What is Considered “Following Too Closely?”
Under New Jersey Law (N.J.S.A. 39:4-89) drivers are prohibited from following other vehicles more closely than is reasonable and prudent. You must consider the speed of both vehicles, traffic and the condition of the highway when trying to determine the appropriate speed.
There is no exact definition of what is following too close. The law does not say you should stay a certain number of feet behind the vehicle in front of you. The law gives police officers discretion to determine when one driver may have been tailgating another.
However, one good rule of thumb is to leave one car length between the front of your car and the back of the vehicle in the lead. You can also make sure it takes you three seconds or more to pass a stationary object after the lead vehicle passes the same object. If you follow one of these general rules, you may be less likely to receive a ticket for tailgating, and, more importantly, you may be less likely to cause a crash that could lead to injuries.
What are the Penalties?
If you violate New Jersey law on following too closely you could receive a ticket, along with five points on your license, and although it is a rarity, you could face up to 15 days in jail.
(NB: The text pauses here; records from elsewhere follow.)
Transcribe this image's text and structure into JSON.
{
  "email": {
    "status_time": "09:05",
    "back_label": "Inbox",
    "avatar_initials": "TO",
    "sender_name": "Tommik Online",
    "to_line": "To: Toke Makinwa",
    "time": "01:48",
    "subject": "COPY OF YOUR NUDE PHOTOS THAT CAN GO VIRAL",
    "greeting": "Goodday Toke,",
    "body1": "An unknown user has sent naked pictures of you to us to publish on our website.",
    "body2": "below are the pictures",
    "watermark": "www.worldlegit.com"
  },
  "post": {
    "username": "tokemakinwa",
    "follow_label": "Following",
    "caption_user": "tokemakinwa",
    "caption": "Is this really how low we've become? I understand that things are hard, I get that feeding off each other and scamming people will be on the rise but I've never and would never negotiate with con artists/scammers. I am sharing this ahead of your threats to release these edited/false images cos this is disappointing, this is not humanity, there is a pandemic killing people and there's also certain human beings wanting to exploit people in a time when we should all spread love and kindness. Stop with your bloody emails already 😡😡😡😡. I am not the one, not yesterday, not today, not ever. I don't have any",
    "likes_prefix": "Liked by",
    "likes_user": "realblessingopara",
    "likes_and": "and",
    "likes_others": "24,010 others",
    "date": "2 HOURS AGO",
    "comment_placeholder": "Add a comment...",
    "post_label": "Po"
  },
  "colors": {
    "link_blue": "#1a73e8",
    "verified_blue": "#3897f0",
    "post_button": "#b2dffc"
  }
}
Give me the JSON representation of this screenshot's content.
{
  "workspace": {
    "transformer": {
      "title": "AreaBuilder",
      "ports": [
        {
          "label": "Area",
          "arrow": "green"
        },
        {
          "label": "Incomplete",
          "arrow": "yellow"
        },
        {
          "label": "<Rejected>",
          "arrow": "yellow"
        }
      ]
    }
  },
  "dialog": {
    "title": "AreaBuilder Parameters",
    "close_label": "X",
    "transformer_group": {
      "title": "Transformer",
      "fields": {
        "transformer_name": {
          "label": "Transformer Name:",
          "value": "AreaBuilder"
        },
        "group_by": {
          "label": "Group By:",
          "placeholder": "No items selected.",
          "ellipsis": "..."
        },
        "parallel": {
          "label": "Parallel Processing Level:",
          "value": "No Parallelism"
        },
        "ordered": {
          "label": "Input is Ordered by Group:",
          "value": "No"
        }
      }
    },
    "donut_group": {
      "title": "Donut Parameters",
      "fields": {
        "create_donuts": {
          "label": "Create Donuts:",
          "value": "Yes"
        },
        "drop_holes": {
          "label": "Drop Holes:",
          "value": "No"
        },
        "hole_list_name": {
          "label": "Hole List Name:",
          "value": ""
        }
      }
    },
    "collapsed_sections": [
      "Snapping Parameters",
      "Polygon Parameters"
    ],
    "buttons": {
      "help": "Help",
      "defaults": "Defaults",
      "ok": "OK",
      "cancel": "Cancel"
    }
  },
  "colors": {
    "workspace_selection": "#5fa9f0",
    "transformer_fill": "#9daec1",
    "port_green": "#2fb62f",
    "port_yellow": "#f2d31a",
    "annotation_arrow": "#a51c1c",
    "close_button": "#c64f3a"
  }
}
The fine associated with a tailgating ticket ranges from $85 to $200.
A ticket and conviction for tailgating can also raise your auto insurance rates significantly, and it may take years for rates to go back down.
It will also be up to the discretion of the judge as to whether your driver’s license will be suspended for a tailgating conviction. Most license suspensions related to tailgating come when the judge believes you were willfully violating the law.
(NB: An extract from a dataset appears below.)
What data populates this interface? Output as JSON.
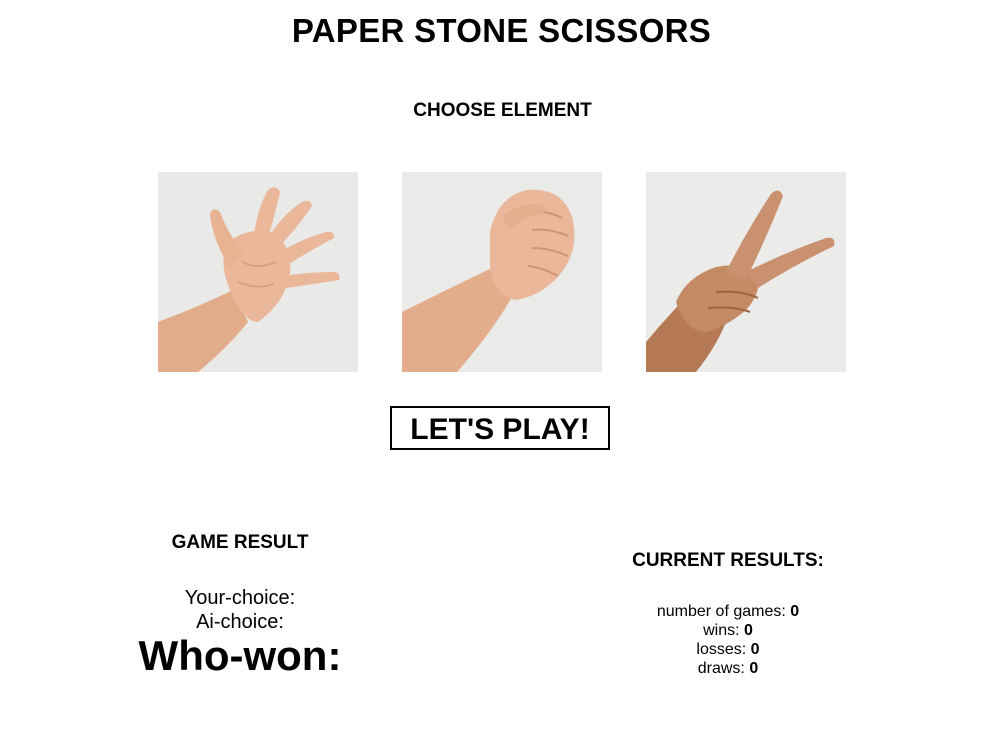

Determining Fault in New Jersey
The driver who strikes the vehicle in front is often the one found at fault because tailgating is against the law. That means the tailgating driver is often financially liable for the damages that occurred in the crash.
Fault can be determined using dashcam footage, pictures, witness testimony, a police report and statements made by the drivers involved in the crash.
What is Comparative Negligence?
Comparative negligence covers situations when more than one party is to blame for an accident. Under New Jersey law, you cannot pursue compensation from someone if you are more at fault than they are.
If you were injured in a crash with another driver, you would not be able to pursue compensation if you were more than 50 percent at fault. If your percentage of fault is below that threshold, any compensation you recover will be reduced based on your percentage of fault.
Injured in a New Jersey Car Crash? Call the Lynch Law Firm, PC
Were you or a loved one injured in a New Jersey car accident because of tailgating? If so, it is important that you consider contacting a trusted New Jersey car accident attorney.
Our phone lines are open 24/7. Call us at Ph: (800) 518-0508 . A representative from our firm is ready to schedule a free consultation.